*PROBLEM STATEMENT*: Search the data below for the line containing "Give me the", then please set down that line and all remaining ones exactly as written.

BEGIN SOURCE MATERIAL

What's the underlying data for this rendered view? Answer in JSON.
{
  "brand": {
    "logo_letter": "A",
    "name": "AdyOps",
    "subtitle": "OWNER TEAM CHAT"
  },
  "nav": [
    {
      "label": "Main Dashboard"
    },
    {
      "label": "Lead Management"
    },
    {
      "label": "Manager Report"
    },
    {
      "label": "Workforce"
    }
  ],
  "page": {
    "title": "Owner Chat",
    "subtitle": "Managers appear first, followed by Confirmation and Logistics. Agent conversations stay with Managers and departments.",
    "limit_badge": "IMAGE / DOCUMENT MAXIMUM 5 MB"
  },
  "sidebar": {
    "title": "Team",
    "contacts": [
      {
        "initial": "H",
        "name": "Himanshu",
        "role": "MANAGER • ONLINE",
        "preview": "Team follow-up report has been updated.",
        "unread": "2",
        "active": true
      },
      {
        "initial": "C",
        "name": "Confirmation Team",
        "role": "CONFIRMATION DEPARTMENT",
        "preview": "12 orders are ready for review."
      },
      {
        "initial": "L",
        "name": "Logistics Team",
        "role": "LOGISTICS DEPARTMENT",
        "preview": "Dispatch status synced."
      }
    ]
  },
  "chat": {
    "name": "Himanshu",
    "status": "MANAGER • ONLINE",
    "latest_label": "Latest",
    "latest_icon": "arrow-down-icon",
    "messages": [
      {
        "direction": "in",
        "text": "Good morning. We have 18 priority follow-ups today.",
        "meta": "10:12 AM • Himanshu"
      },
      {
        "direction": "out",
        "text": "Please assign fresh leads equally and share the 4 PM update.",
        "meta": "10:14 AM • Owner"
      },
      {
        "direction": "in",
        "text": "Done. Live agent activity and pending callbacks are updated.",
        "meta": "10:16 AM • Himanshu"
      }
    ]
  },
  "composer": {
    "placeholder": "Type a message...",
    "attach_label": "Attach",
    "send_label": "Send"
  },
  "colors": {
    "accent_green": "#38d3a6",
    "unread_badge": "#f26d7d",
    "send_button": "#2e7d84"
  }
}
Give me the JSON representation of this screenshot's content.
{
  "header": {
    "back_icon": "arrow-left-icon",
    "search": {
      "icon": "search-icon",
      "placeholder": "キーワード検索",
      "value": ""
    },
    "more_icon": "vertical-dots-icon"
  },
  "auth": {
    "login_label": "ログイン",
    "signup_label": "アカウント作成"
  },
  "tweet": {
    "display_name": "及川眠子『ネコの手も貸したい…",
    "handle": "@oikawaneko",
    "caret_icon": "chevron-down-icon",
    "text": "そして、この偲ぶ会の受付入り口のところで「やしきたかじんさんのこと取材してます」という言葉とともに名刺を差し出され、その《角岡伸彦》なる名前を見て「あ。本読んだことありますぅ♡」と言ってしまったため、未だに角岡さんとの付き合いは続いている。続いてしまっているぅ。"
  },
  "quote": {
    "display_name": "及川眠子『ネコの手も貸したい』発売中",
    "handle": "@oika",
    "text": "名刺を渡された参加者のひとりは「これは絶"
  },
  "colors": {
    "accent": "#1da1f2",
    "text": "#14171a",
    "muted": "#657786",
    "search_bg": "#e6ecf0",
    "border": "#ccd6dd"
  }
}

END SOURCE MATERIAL

*OUTPUT OF THE TASK*:
Give me the JSON representation of this screenshot's content.
{
  "header": {
    "back_icon": "arrow-left-icon",
    "search": {
      "icon": "search-icon",
      "placeholder": "キーワード検索",
      "value": ""
    },
    "more_icon": "vertical-dots-icon"
  },
  "auth": {
    "login_label": "ログイン",
    "signup_label": "アカウント作成"
  },
  "tweet": {
    "display_name": "及川眠子『ネコの手も貸したい…",
    "handle": "@oikawaneko",
    "caret_icon": "chevron-down-icon",
    "text": "そして、この偲ぶ会の受付入り口のところで「やしきたかじんさんのこと取材してます」という言葉とともに名刺を差し出され、その《角岡伸彦》なる名前を見て「あ。本読んだことありますぅ♡」と言ってしまったため、未だに角岡さんとの付き合いは続いている。続いてしまっているぅ。"
  },
  "quote": {
    "display_name": "及川眠子『ネコの手も貸したい』発売中",
    "handle": "@oika",
    "text": "名刺を渡された参加者のひとりは「これは絶"
  },
  "colors": {
    "accent": "#1da1f2",
    "text": "#14171a",
    "muted": "#657786",
    "search_bg": "#e6ecf0",
    "border": "#ccd6dd"
  }
}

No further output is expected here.